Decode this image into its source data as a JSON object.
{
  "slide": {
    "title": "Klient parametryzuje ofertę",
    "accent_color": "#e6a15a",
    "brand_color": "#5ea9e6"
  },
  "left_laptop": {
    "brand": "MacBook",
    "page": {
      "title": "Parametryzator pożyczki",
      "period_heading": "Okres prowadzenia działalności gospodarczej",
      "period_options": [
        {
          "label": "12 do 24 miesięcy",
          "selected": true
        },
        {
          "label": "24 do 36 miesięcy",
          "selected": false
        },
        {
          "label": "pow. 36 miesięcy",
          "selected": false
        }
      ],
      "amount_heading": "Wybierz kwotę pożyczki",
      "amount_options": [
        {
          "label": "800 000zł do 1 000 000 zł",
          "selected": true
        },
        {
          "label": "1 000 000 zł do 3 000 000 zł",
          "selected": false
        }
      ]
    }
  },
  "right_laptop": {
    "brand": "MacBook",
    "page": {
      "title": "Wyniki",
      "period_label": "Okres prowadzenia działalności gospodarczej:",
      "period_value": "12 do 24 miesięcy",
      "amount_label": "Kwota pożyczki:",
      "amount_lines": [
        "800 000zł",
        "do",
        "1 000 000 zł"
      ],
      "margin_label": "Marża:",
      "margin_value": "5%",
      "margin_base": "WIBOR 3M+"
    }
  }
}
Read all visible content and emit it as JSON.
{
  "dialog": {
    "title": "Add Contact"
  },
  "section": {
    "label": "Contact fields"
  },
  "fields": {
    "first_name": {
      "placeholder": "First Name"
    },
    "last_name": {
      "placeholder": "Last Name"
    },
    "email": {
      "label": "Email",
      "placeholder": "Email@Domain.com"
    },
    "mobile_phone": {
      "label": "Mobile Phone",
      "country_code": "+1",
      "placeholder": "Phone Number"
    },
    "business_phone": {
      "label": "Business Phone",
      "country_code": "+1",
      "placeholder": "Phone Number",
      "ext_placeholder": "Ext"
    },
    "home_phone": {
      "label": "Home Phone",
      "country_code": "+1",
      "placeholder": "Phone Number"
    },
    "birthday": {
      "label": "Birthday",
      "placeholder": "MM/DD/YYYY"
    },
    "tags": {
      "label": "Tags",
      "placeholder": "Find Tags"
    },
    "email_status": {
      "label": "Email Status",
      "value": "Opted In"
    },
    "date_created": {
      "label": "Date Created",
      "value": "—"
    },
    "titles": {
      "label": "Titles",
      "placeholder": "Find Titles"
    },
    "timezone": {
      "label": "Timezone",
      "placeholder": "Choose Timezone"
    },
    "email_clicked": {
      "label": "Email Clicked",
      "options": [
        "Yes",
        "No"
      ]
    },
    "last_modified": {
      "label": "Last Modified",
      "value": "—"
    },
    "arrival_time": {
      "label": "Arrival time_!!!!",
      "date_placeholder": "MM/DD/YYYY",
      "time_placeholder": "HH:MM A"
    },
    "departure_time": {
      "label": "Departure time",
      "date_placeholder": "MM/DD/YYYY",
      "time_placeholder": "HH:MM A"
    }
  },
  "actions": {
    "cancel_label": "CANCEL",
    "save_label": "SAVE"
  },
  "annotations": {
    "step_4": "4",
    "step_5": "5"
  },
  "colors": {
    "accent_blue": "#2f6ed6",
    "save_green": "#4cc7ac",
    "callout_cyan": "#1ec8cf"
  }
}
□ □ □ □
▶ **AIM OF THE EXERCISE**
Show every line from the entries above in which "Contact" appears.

▶ **REPLY**
    "title": "Add Contact"
    "label": "Contact fields"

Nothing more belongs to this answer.